Steak on dinner plateDiets high in red and processed meat have long been shown in epidemiological studies to be associated with increased cancer risk. The World Cancer Research Fund/American Institute for Cancer Research (WCRF/AIRC) labeled processed meat as a “probable carcinogen” and red meat as a “possible carcinogen” based on an extensive analysis of the literature. Using only those studies that met the rigor of inclusion, 19 of 33 studies showed a link between increased cancer risk and the consumption of red or processed meat.

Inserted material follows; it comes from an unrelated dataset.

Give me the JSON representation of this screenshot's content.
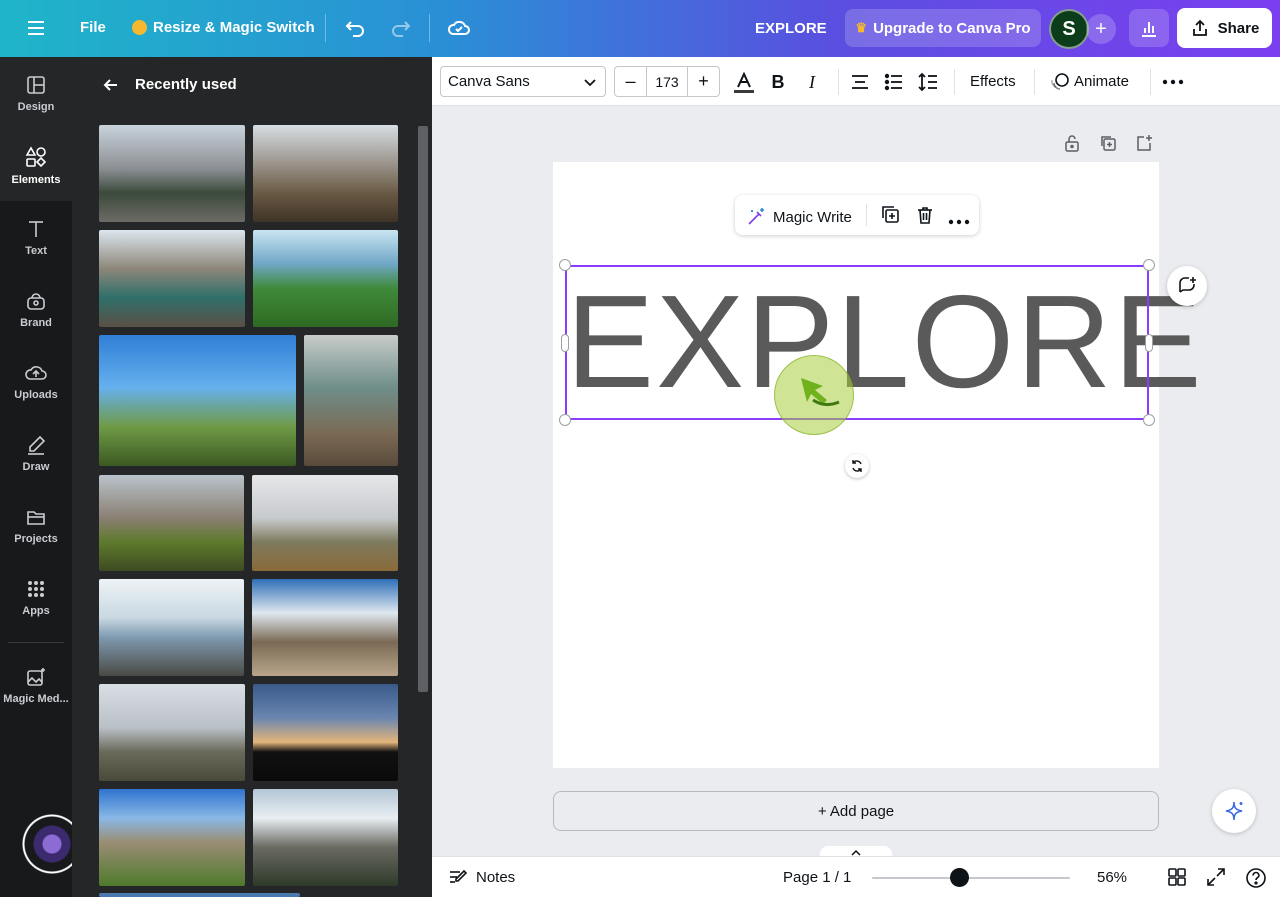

While this was a majority of the studies, a fairly substantial number (14 of 33) failed to show a statistically significant association. Furthermore, while red meat was categorized as a cancer risk in the same category as asbestos and cigarettes, the degree of risk is orders of magnitude different—the increased hazard from processed meat was 0.18 fold compared with cigarettes at more than 20 fold. Continue reading